MIT professor Catherine Tucker cited projections from a NetChoice analysis of her work demonstrating that if the US were to adopt an EU-style opt-in regime for behavioral tracking, it would cost US businesses $33bn over the next five years.
European e-Privacy regulations are causing headaches for firms – on both sides of the Atlantic. Howard Fienberg listens in as US congressional representatives debate the impact the rules are having on the digital economy.
“There has been no shortage of unintended consequences,” said Congresswoman Mary Bono Mack (R-CA-45). “In a way, you could say the EU Directive at some point crossed paths with Murphy’s Law. Anything that can possibly go wrong does.”
That was how the chairwoman of the House of Representatives’ Commerce, Manufacturing and Trade Subcommittee opened her hearing on the impact of European Union privacy regulation on the digital economy. Discussions focused mostly on the EU’s Data Directive and the challenges faced by American companies doing business in or with European countries.
The Subcommittee has been the center of numerous debates on privacy this year, most recently as it approved sweeping data security legislation in July containing important protections for survey research.
Asked why the US should consider hampering its economy by following the privacy regulation example set by the EU, witness Nicole Lamb-Hale, assistant secretary for the International Trade Administration (ITA), emphasised that the American data privacy law framework is outdated and needs to be expanded to make international partners feel secure. “Certainly we should not work towards an approach that’s exactly like the EU’s,” she said, emphasizing that US businesses need baseline privacy protections in order to effectively engage in international trade.
Congressmen Pete Olson (R-TX-22), Cliff Stearns (R-FL-06) and Mike Pompeo (R-KS-04) pressed Lamb-Hale on the cost of complying with EU privacy regulations, particularly questioning its impact on small business. Although she explained several times that studies by the ITA had found that companies face greater costs in not complying, Members retorted that the higher cost of non-compliance relates to not being able to do business in the EU. Congressman Stearns went even further, declaring that EU privacy laws are just a subterfuge to provide anti-competitive protections for EU businesses.
MIT professor Catherine Tucker, who has researched the impact of EU law on advertisers, cited projections from a NetChoice analysis of her work demonstrating that if the US were to adopt an EU-style opt-in regime for behavioral tracking, it would cost US businesses $33bn over the next five years. Citing the risks of “unfettered access to consumers’ data” by companies, she stressed the need to balance that against the risks that “strict regulations could damage the ability of internet firms to support free services through advertising.”

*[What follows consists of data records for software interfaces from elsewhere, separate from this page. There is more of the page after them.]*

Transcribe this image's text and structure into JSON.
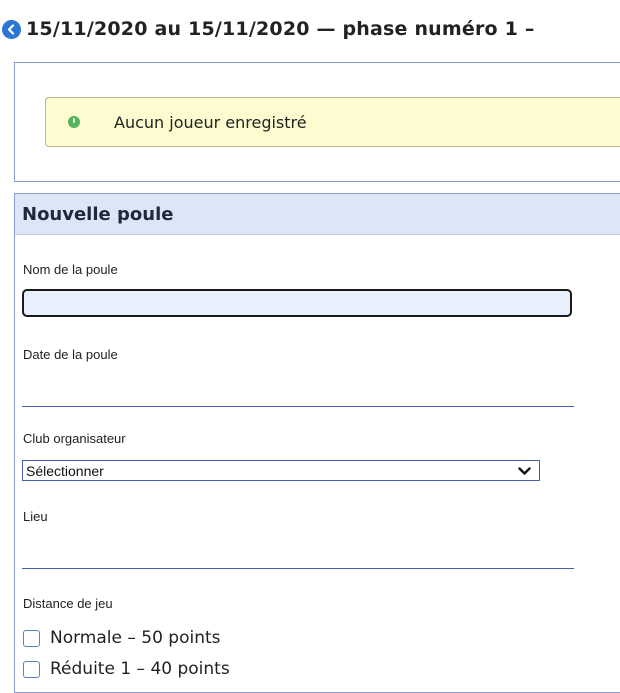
{
  "header": {
    "title": "15/11/2020 au 15/11/2020 — phase numéro 1 –"
  },
  "alert": {
    "message": "Aucun joueur enregistré"
  },
  "form": {
    "section_title": "Nouvelle poule",
    "name_label": "Nom de la poule",
    "name_value": "",
    "date_label": "Date de la poule",
    "date_value": "",
    "club_label": "Club organisateur",
    "club_selected": "Sélectionner",
    "lieu_label": "Lieu",
    "lieu_value": "",
    "distance_label": "Distance de jeu",
    "distance_options": [
      {
        "label": "Normale – 50 points",
        "checked": false
      },
      {
        "label": "Réduite 1 – 40 points",
        "checked": false
      }
    ]
  },
  "colors": {
    "accent": "#2a78d4",
    "section_header_bg": "#dbe6f6",
    "alert_bg": "#fdfcd0",
    "alert_icon": "#56b35c",
    "border": "#8a9ed4"
  },
  "icons": {
    "back": "back-arrow-circle-icon",
    "alert": "info-dot-icon",
    "select": "chevron-down-icon"
  }
}
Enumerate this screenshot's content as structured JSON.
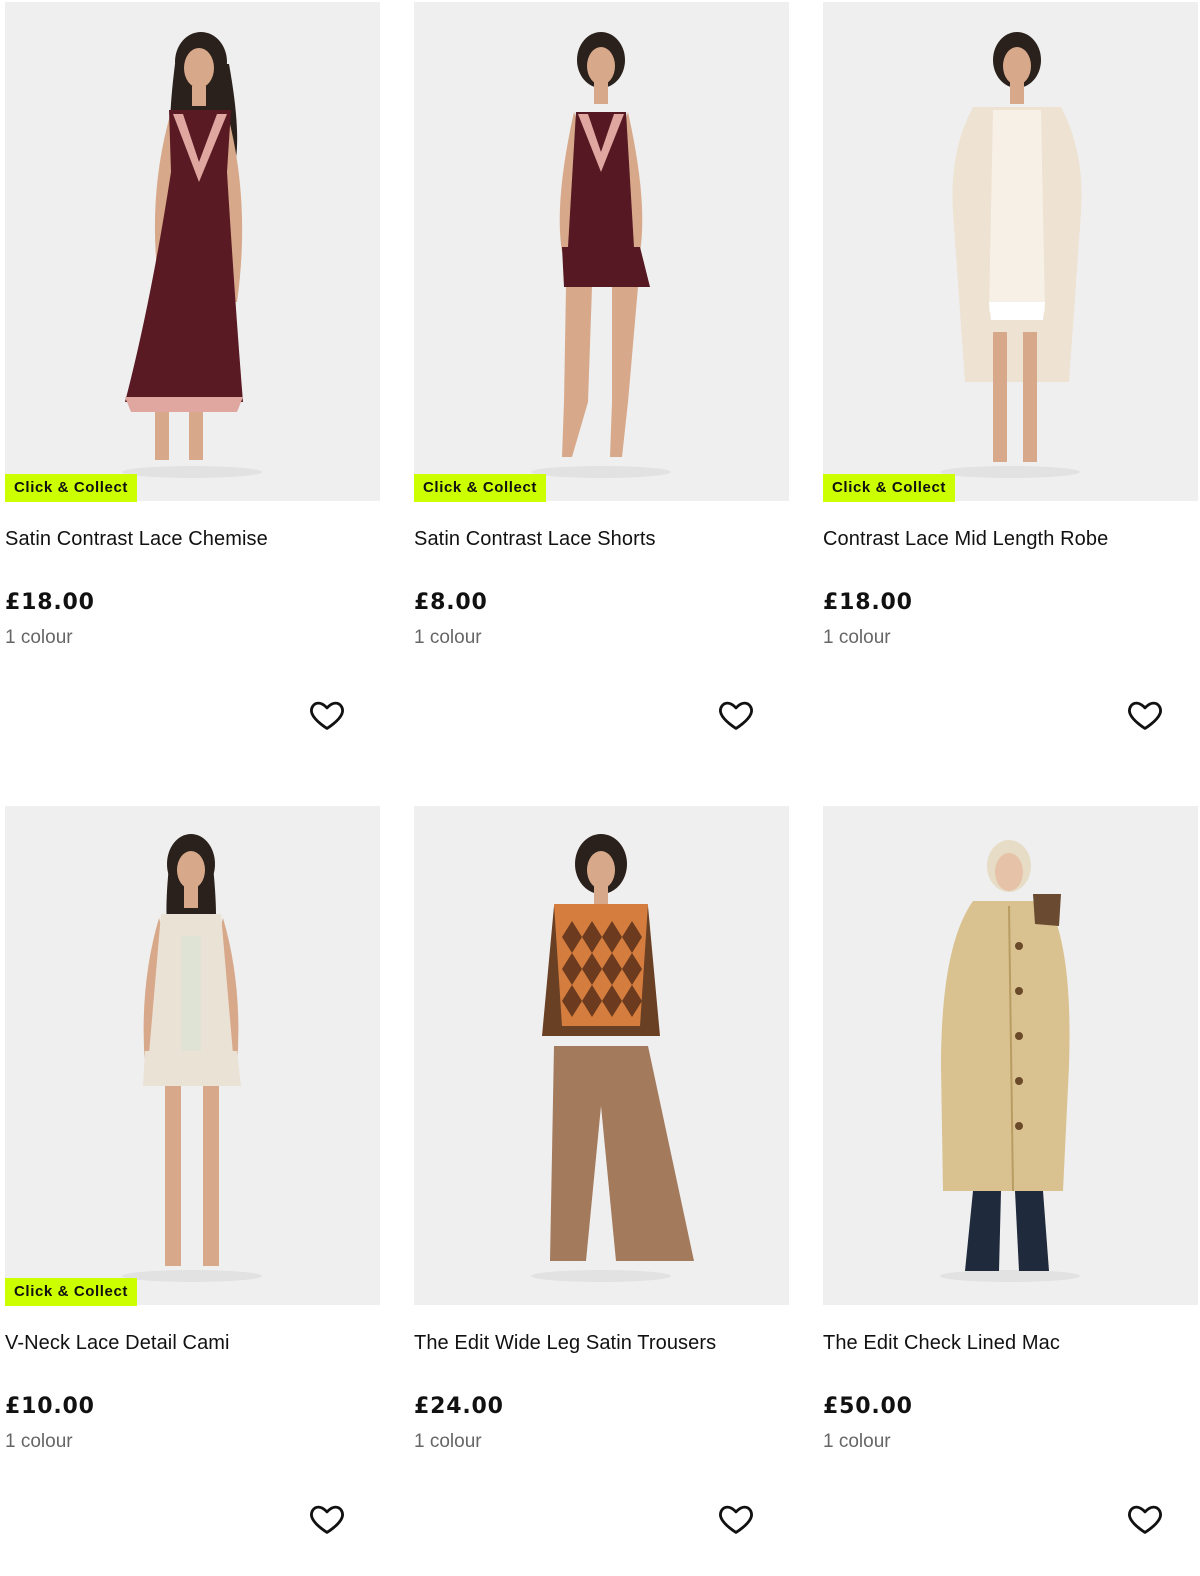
{
  "products": [
    {
      "name": "Satin Contrast Lace Chemise",
      "price": "£18.00",
      "colours": "1 colour",
      "badge": "Click & Collect",
      "image": "burgundy-satin-chemise-photo",
      "colors": {
        "garment": "#5a1a24",
        "lace": "#e0a7a0",
        "hair": "#2b211c",
        "skin": "#d7a98a"
      }
    },
    {
      "name": "Satin Contrast Lace Shorts",
      "price": "£8.00",
      "colours": "1 colour",
      "badge": "Click & Collect",
      "image": "burgundy-satin-cami-shorts-photo",
      "colors": {
        "garment": "#561822",
        "lace": "#e0a7a0",
        "hair": "#2b211c",
        "skin": "#d7a98a"
      }
    },
    {
      "name": "Contrast Lace Mid Length Robe",
      "price": "£18.00",
      "colours": "1 colour",
      "badge": "Click & Collect",
      "image": "cream-lace-robe-photo",
      "colors": {
        "garment": "#eee2d2",
        "lace": "#f7f0e6",
        "hair": "#2b211c",
        "skin": "#d7a98a"
      }
    },
    {
      "name": "V-Neck Lace Detail Cami",
      "price": "£10.00",
      "colours": "1 colour",
      "badge": "Click & Collect",
      "image": "cream-lace-cami-shorts-photo",
      "colors": {
        "garment": "#ebe2d6",
        "lace": "#dfe3d6",
        "hair": "#2b211c",
        "skin": "#d7a98a"
      }
    },
    {
      "name": "The Edit Wide Leg Satin Trousers",
      "price": "£24.00",
      "colours": "1 colour",
      "badge": "",
      "image": "argyle-vest-wide-trousers-photo",
      "colors": {
        "garment": "#a47a5c",
        "lace": "#d57d3e",
        "hair": "#2b211c",
        "skin": "#d7a98a",
        "top": "#6a4024"
      }
    },
    {
      "name": "The Edit Check Lined Mac",
      "price": "£50.00",
      "colours": "1 colour",
      "badge": "",
      "image": "beige-mac-coat-photo",
      "colors": {
        "garment": "#d9c290",
        "lace": "#b99c62",
        "hair": "#e7dcc6",
        "skin": "#e6c2a8",
        "top": "#1f2a3c"
      }
    }
  ],
  "wishlist_icon": "heart-outline-icon",
  "accent": "#ccff00"
}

The Centre for Information Policy Leadership’s Paula Bruening pointed out that fewer than 10 countries have been found to provide “adequate” data protection by EU standards. Emphasising that, “there are no simple solutions”, she told the panel that EU law is based on the right kinds of principles but is too primitive and inflexible to adapt to changes in technology and society - particularly, a global data economy.
Peter Swire, a professor at Ohio State University and privacy expert, stated that giving companies maximum data access also presents maximum risk. More importantly, he focused on the competitive impact of a cross-Atlantic privacy imbalance, commenting that, “Foreign competitors could use the lack of US privacy protections as a excuse for protectionism, and insist that information processing happen in their country, and not in the United States.”
Subcommittee Ranking Member G K Butterfield (D-NC-01) cited a RAND report on the EU Directive which cheered the harmonisation of personal data regulation across 27 disparate states and asked if this convergence has benefited US companies. Swire responded that the goal of a common market was the real driver behind the Directive and it has in practice not always been achieved. Pressed further by Butterfield on how US companies are actually treated in the EU, Swire responded that although the EU originally went heavy on enforcement against U.S. companies it has over time focused much more on enforcement against EU companies.
Swire concluded that, “If we just say we don’t care about privacy in the US, then yes, US companies will be weakened in doing business in the EU”. Congressman Stearns said that was true, in that, if the US doesn’t adopt EU-style privacy regulations, its companies will be shut out of the European marketplace – and those of any country that imitates such laws. However, he continued, “if we adopt the EU model,” US innovation, which benefits the consumer, could disappear.
Chairwoman Bono Mack returned to concerns about the complex system of EU law, which varies by state and is inconsistently enforced in practice. Professor Tucker replied that, when laws are written in a vague or indecipherable manner, there will always be a gap in compliance, but that most companies will err towards a conservative response, doing more than is likely needed, just in case.
Summing up the hurdles faced by US companies under the EU privacy regime and how a similar regime could harm the US, Stuart Pratt, president of the Consumer Data Industry Association, said that you don’t innovate first under such rules, “you go to your lawyer first.”
Howard Fienberg, PLC, is the director of government affairs for the Marketing Research Association (MRA). He is MRA’s lobbyist for the survey and opinion research profession in the US, based in Washington, DC.